HMS Duncan has sailed from Portsmouth on a six-month mission leading an international task group in the Mediterranean.

The Type 45 destroyer will serve as flagship of NATO’s Standing Maritime Group 2 – a force of around half a dozen warships which patrols from the Pillars of Hercules to the Bosphorus ensuring security, safety and peace across the Mediterranean.

It’s the third time in five years Duncan – Britain’s youngest destroyer, designed to shield the Fleet from missile and air attack – has been attached to the long-standing NATO group.

And it’s the first deployment for the warship since she underwent a major overhaul in her home base, followed by extensive regeneration to sharpen the knife ready for renewed duties on the front line.

The last act of Duncan’s regeneration was a stint in the Med earlier this year, which included joining France’s flagship, carrier FS Charles de Gaulle, on exercises off Toulon.

Since then the ship has continued preparations for her NATO assignment, culminating in a rededication service in Portsmouth last month attended by affiliates, friends, families and senior naval officers.

With the foundations laid, Commander Ben Martin, Duncan’s Commanding Officer, said the 200 men and women aboard his ship were ready for the challenges ahead.

As flagship, NATO staff will choreograph the movements and activities of Duncan and the other vessels assigned to the task group (currently a mix of warships from the USA, Spain, Canada, France and Italy) individually and collectively.

They will conduct specific exercises and operations, working with allied and partner nations across the Mediterranean, demonstrating the UK and NATO’s commitment to preserving our interests and values.

Through port visits across the region they’ll represent and promote the alliance and underline its importance to security throughout the Middle Sea.

And should anything untoward happen such as a severe earthquake or similar natural disaster, the task group will be NATO’s ‘first responders’ if required.

For Lt Cdr James Smith, Duncan’s Executive Officer and a veteran of several NATO deployments, Duncan’s six-month mission is an important reminder of the alliance’s work, and the Royal Navy’s leading role within it.

This will be the first deployment for 20-year-old weapons engineer Engineering Technician Freddie Day, who said: “I’ve only been on board Duncan for a couple of months so I am a little nervous but really looking forward to going to visit places I’ve not been before and spend time with my mates on board who I’ve already bonded with.
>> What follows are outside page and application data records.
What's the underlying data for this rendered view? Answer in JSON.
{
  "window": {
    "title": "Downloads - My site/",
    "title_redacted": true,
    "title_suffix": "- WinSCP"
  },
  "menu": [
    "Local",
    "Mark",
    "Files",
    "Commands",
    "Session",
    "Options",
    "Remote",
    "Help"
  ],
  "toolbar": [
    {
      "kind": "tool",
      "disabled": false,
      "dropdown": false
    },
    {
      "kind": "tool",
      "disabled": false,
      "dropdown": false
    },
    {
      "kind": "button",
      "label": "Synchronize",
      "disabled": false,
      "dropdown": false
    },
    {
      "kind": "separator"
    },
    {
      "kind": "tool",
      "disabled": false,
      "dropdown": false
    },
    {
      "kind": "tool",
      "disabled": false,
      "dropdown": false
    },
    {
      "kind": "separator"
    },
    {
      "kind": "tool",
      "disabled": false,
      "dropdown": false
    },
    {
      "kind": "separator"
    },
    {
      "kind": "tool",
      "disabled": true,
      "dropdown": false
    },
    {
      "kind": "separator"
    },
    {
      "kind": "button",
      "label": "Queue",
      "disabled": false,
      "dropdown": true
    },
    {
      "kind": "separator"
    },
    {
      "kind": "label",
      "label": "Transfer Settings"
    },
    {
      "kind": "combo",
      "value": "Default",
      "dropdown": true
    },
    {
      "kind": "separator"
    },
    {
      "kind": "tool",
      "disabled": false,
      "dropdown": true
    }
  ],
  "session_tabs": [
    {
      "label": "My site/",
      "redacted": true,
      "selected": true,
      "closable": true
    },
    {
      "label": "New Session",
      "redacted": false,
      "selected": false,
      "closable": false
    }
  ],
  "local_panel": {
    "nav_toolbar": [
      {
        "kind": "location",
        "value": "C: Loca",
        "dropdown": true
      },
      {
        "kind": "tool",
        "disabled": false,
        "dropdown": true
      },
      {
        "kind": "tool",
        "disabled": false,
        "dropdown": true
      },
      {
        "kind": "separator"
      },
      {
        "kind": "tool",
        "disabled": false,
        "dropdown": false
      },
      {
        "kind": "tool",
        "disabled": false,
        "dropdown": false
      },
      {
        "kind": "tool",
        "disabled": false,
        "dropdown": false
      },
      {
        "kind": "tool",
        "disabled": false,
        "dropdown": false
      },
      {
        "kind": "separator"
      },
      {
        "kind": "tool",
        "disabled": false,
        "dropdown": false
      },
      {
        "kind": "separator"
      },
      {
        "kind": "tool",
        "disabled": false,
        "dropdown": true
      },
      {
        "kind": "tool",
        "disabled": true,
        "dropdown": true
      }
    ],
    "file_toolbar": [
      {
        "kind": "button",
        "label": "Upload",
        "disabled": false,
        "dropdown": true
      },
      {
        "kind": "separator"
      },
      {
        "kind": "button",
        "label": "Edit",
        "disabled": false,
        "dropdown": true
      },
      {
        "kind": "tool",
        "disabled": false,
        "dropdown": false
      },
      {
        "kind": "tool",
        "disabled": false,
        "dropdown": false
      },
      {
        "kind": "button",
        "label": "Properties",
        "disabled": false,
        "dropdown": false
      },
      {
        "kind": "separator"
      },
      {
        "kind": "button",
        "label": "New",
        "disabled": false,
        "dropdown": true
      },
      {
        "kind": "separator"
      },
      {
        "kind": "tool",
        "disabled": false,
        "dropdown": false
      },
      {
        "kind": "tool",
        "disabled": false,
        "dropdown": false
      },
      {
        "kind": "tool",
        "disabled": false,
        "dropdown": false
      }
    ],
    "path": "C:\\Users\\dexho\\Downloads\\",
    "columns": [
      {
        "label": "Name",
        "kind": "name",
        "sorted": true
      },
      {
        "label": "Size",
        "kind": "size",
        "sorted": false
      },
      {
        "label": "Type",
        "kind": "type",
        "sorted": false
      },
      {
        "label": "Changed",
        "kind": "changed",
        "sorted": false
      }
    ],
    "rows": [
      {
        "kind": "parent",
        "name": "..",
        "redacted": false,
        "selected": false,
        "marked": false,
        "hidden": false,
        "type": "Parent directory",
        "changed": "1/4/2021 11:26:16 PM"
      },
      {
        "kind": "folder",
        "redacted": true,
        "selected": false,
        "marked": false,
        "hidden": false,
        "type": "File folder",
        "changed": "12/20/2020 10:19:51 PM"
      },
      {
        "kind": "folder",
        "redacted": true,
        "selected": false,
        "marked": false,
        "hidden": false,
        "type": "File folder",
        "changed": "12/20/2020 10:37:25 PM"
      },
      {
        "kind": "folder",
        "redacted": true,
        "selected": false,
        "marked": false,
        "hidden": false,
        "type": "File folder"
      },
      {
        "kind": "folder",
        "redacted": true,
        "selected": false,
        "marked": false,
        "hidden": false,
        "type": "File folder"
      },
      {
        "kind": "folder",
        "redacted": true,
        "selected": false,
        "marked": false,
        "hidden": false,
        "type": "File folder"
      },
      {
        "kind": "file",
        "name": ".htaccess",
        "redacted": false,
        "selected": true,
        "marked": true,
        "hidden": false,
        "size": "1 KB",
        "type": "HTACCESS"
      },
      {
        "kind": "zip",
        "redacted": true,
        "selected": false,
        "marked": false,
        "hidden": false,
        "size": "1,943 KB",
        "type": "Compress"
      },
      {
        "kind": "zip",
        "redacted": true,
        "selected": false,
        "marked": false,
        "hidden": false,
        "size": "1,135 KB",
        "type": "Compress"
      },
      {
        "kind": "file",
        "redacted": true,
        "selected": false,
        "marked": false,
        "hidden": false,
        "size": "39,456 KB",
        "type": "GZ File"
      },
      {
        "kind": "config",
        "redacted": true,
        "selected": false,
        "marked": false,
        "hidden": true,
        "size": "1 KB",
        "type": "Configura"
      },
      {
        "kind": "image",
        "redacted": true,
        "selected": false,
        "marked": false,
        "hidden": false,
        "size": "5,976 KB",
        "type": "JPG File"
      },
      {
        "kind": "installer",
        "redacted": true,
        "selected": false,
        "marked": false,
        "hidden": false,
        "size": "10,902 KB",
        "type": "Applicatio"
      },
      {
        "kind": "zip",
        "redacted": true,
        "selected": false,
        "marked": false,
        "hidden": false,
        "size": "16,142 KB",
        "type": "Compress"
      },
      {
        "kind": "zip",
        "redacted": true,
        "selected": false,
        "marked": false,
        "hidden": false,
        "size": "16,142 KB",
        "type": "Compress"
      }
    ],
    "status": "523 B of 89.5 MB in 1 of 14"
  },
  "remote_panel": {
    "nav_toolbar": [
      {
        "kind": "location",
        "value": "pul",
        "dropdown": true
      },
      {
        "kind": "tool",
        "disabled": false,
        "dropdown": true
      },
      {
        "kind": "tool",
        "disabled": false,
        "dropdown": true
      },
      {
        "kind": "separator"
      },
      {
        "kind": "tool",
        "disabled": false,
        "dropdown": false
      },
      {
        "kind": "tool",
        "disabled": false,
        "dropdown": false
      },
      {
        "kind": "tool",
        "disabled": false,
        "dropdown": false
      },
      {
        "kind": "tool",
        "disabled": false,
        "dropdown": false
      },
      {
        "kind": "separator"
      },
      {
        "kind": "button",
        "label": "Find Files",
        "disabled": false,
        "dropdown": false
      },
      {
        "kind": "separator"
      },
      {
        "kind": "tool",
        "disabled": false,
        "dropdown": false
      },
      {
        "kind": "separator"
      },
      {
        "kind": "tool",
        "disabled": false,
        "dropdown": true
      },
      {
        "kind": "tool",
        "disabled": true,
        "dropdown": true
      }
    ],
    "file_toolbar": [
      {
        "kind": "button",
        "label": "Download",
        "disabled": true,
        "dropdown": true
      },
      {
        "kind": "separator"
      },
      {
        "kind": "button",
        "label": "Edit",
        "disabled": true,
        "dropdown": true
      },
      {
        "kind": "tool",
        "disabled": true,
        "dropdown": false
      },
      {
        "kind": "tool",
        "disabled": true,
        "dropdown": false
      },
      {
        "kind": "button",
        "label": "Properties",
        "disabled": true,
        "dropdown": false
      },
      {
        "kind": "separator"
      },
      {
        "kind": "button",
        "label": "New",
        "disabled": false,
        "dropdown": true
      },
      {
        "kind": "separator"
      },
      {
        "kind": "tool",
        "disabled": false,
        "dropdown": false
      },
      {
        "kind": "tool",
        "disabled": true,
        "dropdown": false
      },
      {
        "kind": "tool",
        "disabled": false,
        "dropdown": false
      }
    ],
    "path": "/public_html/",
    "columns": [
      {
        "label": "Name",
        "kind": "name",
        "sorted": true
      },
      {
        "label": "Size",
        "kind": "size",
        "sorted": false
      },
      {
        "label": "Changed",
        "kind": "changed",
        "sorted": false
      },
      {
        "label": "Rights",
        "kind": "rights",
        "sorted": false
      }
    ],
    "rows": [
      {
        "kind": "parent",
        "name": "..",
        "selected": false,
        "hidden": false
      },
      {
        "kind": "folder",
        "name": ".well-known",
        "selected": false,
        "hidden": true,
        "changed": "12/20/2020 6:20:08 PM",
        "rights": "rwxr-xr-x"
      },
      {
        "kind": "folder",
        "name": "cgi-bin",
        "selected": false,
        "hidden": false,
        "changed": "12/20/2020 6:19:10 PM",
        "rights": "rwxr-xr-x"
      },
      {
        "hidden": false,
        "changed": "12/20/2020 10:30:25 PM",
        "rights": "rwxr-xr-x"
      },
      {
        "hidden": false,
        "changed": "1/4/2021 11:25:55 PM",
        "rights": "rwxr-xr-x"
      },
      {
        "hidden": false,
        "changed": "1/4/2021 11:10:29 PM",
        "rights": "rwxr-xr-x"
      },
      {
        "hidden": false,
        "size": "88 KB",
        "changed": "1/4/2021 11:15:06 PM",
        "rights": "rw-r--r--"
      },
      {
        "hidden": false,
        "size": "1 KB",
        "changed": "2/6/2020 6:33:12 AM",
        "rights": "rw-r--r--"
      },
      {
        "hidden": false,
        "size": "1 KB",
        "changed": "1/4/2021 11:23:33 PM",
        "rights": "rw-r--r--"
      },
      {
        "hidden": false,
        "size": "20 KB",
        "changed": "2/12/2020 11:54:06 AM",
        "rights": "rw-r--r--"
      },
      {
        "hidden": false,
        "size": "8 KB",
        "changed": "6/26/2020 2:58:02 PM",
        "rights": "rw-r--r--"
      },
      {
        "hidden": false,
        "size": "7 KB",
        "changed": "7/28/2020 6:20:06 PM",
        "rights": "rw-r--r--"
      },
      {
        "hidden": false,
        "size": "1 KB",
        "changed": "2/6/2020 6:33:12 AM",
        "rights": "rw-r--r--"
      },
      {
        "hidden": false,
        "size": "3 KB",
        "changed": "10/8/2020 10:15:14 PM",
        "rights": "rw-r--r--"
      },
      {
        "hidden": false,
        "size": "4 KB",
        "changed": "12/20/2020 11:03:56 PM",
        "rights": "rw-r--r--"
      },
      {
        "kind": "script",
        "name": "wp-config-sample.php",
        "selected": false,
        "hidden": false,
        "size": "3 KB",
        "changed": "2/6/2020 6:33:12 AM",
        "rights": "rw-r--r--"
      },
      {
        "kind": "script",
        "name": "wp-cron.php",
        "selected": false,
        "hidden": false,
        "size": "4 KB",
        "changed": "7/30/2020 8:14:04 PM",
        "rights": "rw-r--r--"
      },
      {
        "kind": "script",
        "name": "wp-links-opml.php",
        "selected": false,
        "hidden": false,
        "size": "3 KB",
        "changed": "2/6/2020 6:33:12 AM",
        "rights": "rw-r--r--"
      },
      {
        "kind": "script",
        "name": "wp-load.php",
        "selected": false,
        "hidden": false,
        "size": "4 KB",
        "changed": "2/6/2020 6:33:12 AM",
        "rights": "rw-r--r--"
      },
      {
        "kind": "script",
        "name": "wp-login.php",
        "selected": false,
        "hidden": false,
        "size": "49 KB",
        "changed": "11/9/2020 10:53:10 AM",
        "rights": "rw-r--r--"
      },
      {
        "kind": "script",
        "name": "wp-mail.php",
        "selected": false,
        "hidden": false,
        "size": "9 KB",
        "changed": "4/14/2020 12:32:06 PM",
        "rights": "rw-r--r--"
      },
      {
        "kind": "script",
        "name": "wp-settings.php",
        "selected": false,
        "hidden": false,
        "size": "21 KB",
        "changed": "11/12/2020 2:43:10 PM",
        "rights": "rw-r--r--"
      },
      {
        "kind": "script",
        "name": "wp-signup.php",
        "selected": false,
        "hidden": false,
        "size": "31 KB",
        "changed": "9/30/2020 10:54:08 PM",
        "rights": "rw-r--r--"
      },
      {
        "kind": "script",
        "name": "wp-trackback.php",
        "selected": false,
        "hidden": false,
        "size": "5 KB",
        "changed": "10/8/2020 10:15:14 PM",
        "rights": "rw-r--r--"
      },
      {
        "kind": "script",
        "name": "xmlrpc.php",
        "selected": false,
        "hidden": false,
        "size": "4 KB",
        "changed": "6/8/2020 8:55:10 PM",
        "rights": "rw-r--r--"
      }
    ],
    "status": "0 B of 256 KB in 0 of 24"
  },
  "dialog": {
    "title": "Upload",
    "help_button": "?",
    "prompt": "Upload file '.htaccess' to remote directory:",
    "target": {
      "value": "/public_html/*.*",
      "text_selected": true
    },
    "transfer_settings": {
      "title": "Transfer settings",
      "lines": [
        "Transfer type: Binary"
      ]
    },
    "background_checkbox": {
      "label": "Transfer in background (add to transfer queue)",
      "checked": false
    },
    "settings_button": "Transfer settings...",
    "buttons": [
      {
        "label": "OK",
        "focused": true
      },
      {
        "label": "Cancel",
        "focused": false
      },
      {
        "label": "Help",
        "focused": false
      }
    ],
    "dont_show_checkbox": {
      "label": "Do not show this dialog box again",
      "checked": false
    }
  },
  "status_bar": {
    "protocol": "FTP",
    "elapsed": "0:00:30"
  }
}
“I am also looking forward to getting stuck in and finding out more about my job on an operational deployment.”

HMS Duncan is due to return to Portsmouth in December.

By Editor